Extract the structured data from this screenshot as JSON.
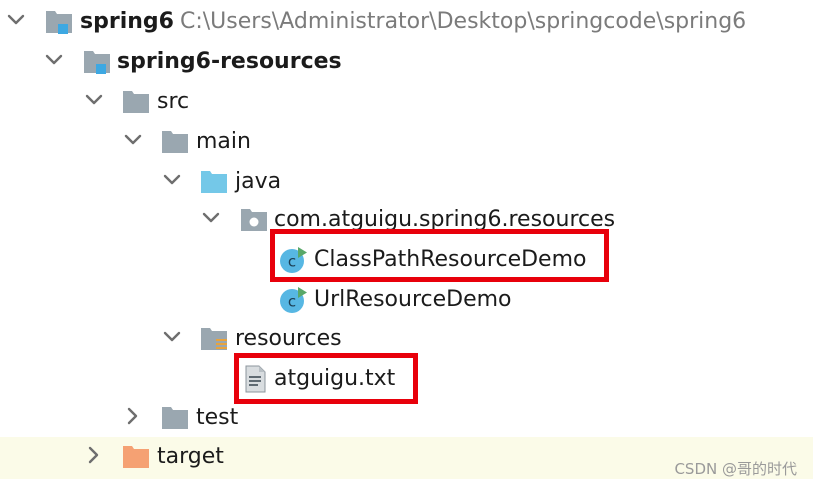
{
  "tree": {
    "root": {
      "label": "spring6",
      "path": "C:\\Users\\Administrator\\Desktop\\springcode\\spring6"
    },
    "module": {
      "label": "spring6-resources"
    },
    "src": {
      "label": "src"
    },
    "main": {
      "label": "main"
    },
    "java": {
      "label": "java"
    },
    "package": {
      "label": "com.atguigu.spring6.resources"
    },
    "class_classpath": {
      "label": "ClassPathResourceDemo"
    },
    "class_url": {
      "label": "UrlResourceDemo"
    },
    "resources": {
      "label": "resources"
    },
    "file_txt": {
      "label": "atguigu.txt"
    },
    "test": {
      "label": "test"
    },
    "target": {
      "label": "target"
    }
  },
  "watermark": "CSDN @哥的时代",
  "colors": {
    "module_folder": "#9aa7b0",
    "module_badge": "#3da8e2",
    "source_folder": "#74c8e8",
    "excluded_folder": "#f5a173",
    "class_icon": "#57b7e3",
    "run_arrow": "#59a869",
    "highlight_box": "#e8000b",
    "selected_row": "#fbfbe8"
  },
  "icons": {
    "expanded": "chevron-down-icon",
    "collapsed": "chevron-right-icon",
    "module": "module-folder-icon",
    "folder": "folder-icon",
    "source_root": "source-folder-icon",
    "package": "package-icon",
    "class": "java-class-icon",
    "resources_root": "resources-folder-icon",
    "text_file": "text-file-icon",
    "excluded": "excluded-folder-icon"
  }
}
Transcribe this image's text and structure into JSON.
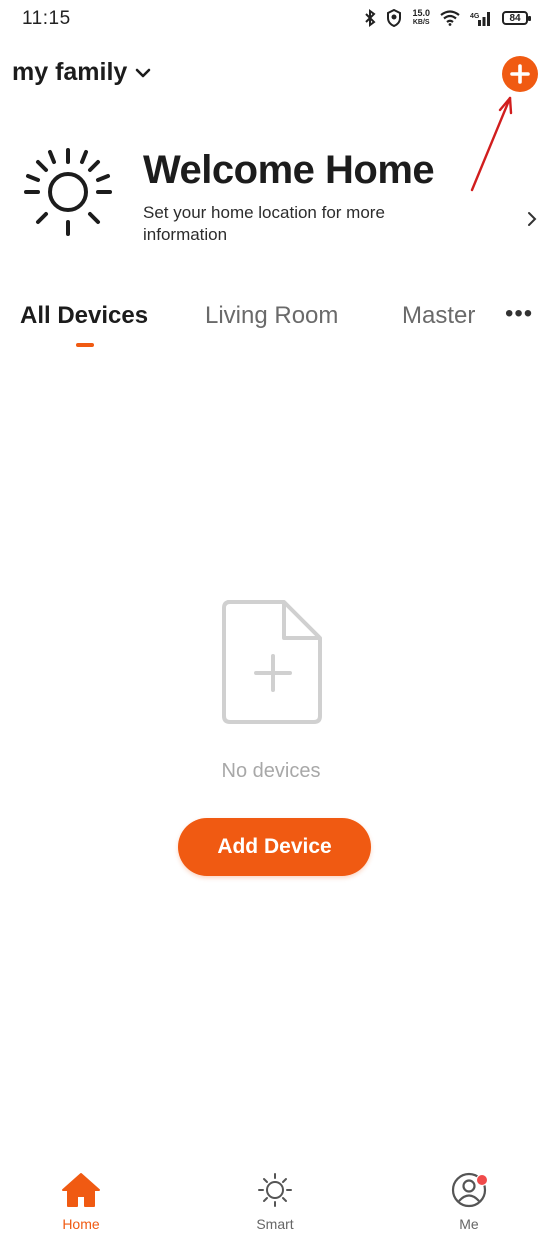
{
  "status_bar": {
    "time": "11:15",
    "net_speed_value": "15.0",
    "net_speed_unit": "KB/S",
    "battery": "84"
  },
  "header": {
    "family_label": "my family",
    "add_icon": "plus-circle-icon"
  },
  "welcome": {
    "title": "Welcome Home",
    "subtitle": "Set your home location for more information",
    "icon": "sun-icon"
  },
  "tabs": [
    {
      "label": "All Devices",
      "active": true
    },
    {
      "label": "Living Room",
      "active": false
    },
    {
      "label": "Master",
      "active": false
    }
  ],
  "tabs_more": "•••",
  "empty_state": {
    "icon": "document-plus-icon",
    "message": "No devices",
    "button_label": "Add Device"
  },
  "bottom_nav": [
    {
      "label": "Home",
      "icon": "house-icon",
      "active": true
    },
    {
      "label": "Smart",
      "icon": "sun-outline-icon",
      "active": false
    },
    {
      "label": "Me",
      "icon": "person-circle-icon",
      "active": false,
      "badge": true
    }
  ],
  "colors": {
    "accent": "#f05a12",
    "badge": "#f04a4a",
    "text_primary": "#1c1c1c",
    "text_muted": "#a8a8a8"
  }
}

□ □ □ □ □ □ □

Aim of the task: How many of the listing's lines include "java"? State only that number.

Task response: 3